As the impact of global warming continues to be felt, we will have to find more and more innovative ways to stay cool in the summer. Cooling is typically energy and cost intensive, demanding large amounts of electricity to drive compressors in mechanical refrigeration cycles. You can read more about mechanical refrigeration on Chad’s previous blog post here.
Peak electricity is largely driven by demand for cooling, meaning that on those hot summer days Ontario’s utilities are forced to ramp up the use of coal and gas “peaker” plants. Lower emissions hydro and nuclear power cannot ramp up and down very quickly to meet such variable loads. Naturally, this means higher air pollution levels and higher greenhouse gas emissions during peak electricity times. Today, on a hot August 28th afternoon, gas and coal are supplying 32% of the electricity on the grid (see screen grab taken from IESO website). Coal and gas only made up 17.4% of Ontario’s electricity supply on average in 2012, so you can see how much of an environmental concern peak cooling really is! If we could reduce the energy required for cooling, benefits would be both financial and environmental.
A ‘Made in Toronto’ Solution
Toronto is lucky to be situated right next to an enormous source of cold water – Lake Ontario.

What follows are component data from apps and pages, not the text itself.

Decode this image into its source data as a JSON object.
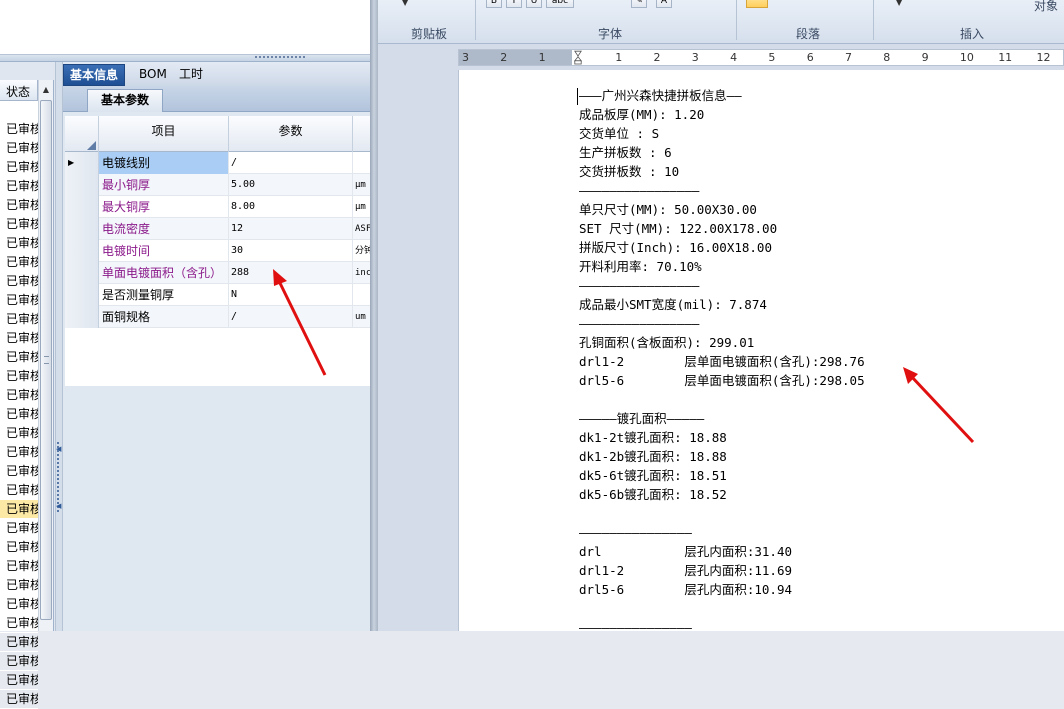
{
  "left_app": {
    "status_header": "状态",
    "status_rows": [
      "已审核",
      "已审核",
      "已审核",
      "已审核",
      "已审核",
      "已审核",
      "已审核",
      "已审核",
      "已审核",
      "已审核",
      "已审核",
      "已审核",
      "已审核",
      "已审核",
      "已审核",
      "已审核",
      "已审核",
      "已审核",
      "已审核",
      "已审核",
      "已审核",
      "已审核",
      "已审核",
      "已审核",
      "已审核",
      "已审核",
      "已审核",
      "已审核",
      "已审核",
      "已审核",
      "已审核"
    ],
    "selected_row_index": 20,
    "tabs": [
      "基本信息",
      "BOM",
      "工时"
    ],
    "sub_tab": "基本参数",
    "grid": {
      "headers": [
        "项目",
        "参数",
        ""
      ],
      "rows": [
        {
          "item": "电镀线别",
          "param": "/",
          "unit": "",
          "style": "hl",
          "current": true
        },
        {
          "item": "最小铜厚",
          "param": "5.00",
          "unit": "μm",
          "style": "purple"
        },
        {
          "item": "最大铜厚",
          "param": "8.00",
          "unit": "μm",
          "style": "purple"
        },
        {
          "item": "电流密度",
          "param": "12",
          "unit": "ASF",
          "style": "purple"
        },
        {
          "item": "电镀时间",
          "param": "30",
          "unit": "分钟",
          "style": "purple"
        },
        {
          "item": "单面电镀面积（含孔）",
          "param": "288",
          "unit": "inch",
          "style": "purple"
        },
        {
          "item": "是否测量铜厚",
          "param": "N",
          "unit": "",
          "style": ""
        },
        {
          "item": "面铜规格",
          "param": "/",
          "unit": "um",
          "style": ""
        }
      ]
    }
  },
  "word": {
    "ribbon_groups": [
      "剪贴板",
      "字体",
      "段落",
      "插入",
      "对象"
    ],
    "ruler_numbers": [
      "3",
      "2",
      "1",
      "",
      "1",
      "2",
      "3",
      "4",
      "5",
      "6",
      "7",
      "8",
      "9",
      "10",
      "11",
      "12"
    ],
    "document_lines": [
      "———广州兴森快捷拼板信息——",
      "成品板厚(MM): 1.20",
      "交货单位 : S",
      "生产拼板数 : 6",
      "交货拼板数 : 10",
      "————————————————",
      "单只尺寸(MM): 50.00X30.00",
      "SET 尺寸(MM): 122.00X178.00",
      "拼版尺寸(Inch): 16.00X18.00",
      "开料利用率: 70.10%",
      "————————————————",
      "成品最小SMT宽度(mil): 7.874",
      "————————————————",
      "孔铜面积(含板面积): 299.01",
      "drl1-2        层单面电镀面积(含孔):298.76",
      "drl5-6        层单面电镀面积(含孔):298.05",
      "",
      "—————镀孔面积—————",
      "dk1-2t镀孔面积: 18.88",
      "dk1-2b镀孔面积: 18.88",
      "dk5-6t镀孔面积: 18.51",
      "dk5-6b镀孔面积: 18.52",
      "",
      "———————————————",
      "drl           层孔内面积:31.40",
      "drl1-2        层孔内面积:11.69",
      "drl5-6        层孔内面积:10.94",
      "",
      "———————————————"
    ]
  },
  "colors": {
    "annotation_arrow": "#e01010",
    "tab_active": "#1e4f94",
    "purple_text": "#8b1a8b",
    "highlight": "#a9cdf4",
    "selected_row": "#fde9a6"
  }
}
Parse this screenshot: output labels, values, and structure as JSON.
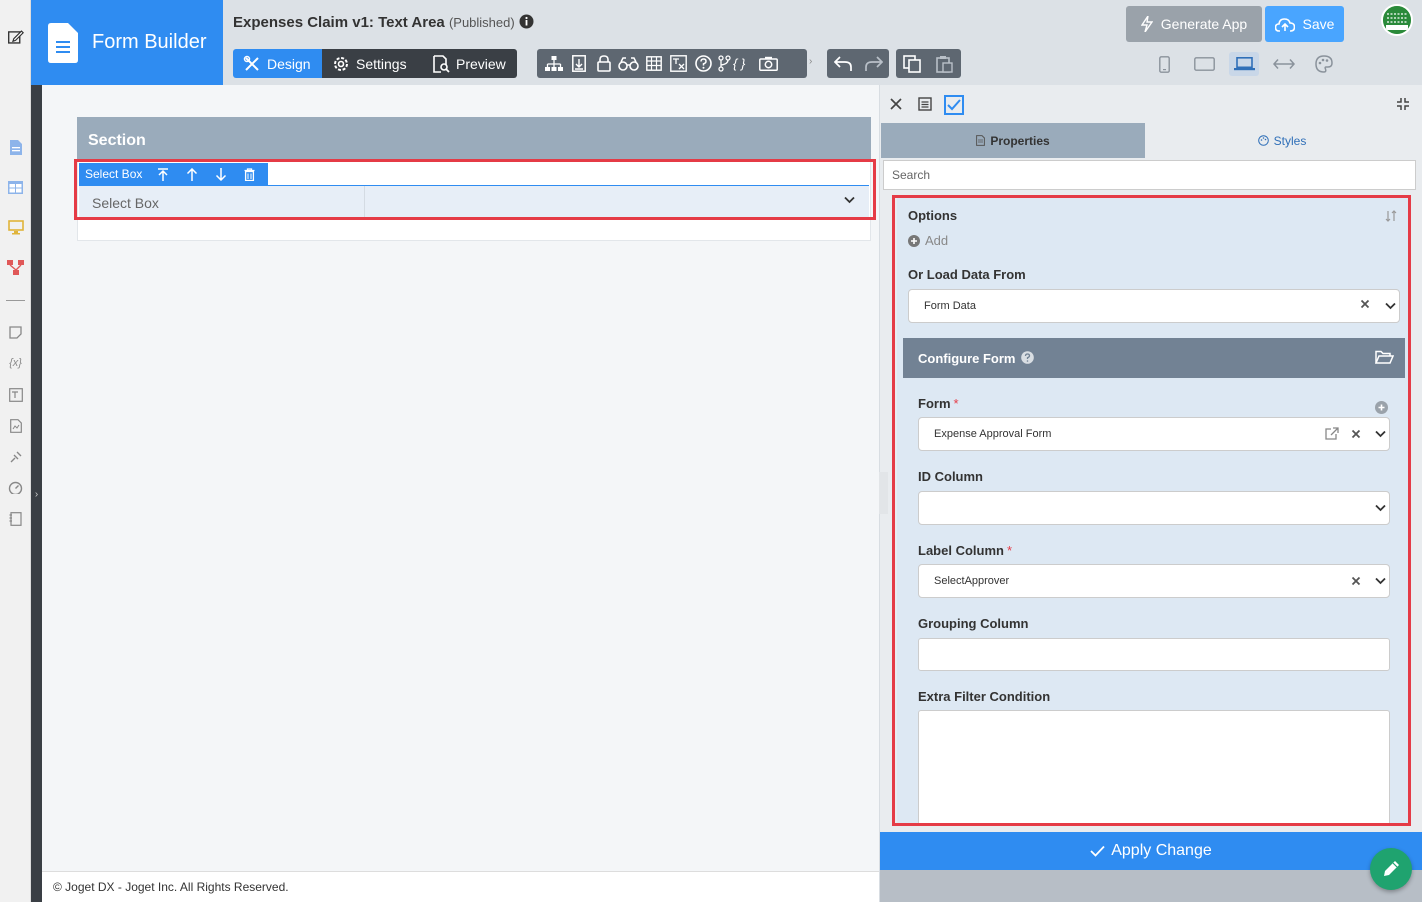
{
  "brand": {
    "title": "Form Builder"
  },
  "app": {
    "title": "Expenses Claim v1: Text Area",
    "status": "(Published)"
  },
  "modes": {
    "design": "Design",
    "settings": "Settings",
    "preview": "Preview"
  },
  "actions": {
    "generate": "Generate App",
    "save": "Save"
  },
  "canvas": {
    "section_title": "Section",
    "field_toolbar_label": "Select Box",
    "field_label": "Select Box",
    "footer": "© Joget DX - Joget Inc. All Rights Reserved."
  },
  "panel": {
    "tab_properties": "Properties",
    "tab_styles": "Styles",
    "search_placeholder": "Search",
    "options_label": "Options",
    "add_label": "Add",
    "load_from_label": "Or Load Data From",
    "load_from_value": "Form Data",
    "configure_title": "Configure Form",
    "form_label": "Form",
    "form_value": "Expense Approval Form",
    "id_column_label": "ID Column",
    "id_column_value": "",
    "label_column_label": "Label Column",
    "label_column_value": "SelectApprover",
    "grouping_column_label": "Grouping Column",
    "grouping_column_value": "",
    "extra_filter_label": "Extra Filter Condition",
    "extra_filter_value": "",
    "apply": "Apply Change"
  },
  "colors": {
    "primary": "#2f8cf1",
    "dark": "#3a3f45",
    "highlight": "#e53b46",
    "fab": "#1fa36f"
  }
}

Water is most dense at 4 degrees Celsius, so the water at the bottom of the lake consistently stays at this low temperature all year round. A district cooling system was constructed in the early 2000s to bring cold water from a depth of 83m in Lake Ontario to cooling loads in the city. The diagram below shows a simplified schematic of how the system operates.
Water at 4 degrees C is drawn from Lake Ontario and processed at a water treatment plant. Heat exchangers cool the district chilled water loop by transferring heat to the treated lake water. After passing through the heat exchangers, the treated water drawn from the lake feeds Toronto’s potable water supply, meaning that a high temperature discharge stream is not polluting the Lake. Supplemental chillers are on standby to provide additional cooling when the lake water can’t meet the demand. The company that owns and operates the system is called Enwave Energy Corporation.
Much less energy is required to run the deep lake water cooling plant than a traditional plant because of the temperature at which the heat is being rejected. A cooling tower system rejects heat at the ambient wet bulb temperature (for Toronto, the design condition is 22.3 degrees Celsius), whereas deep lake cooling rejects heat at 4 degrees Celsius, achieving a much higher thermodynamic efficiency. Electricity use can be reduced by up to 90% over standard building chiller/cooling tower systems.
Deep Lake Cooling at UHN
UHN is connected to the Enwave system at Toronto Rehab Institute University Centre. Some of the benefits of this system include:
- Reduction in the amount of HVAC equipment installed on site (no chillers/cooling towers) – more space dedicated to patients
- Elimination of CFCs on site
- Elimination potential issues involving cooling tower contamination
- Lower electricity consumption and demand
- Environmental benefits of reduced electricity demand, such as less air pollution from generating stations and fewer greenhouse gas emissions attributable to the building/UHN
Contributing to economic, performance, and environmental goals, deep lake water cooling is a perfect example of the triple bottom line philosophy which guides projects at UHN’s Energy and Environment department.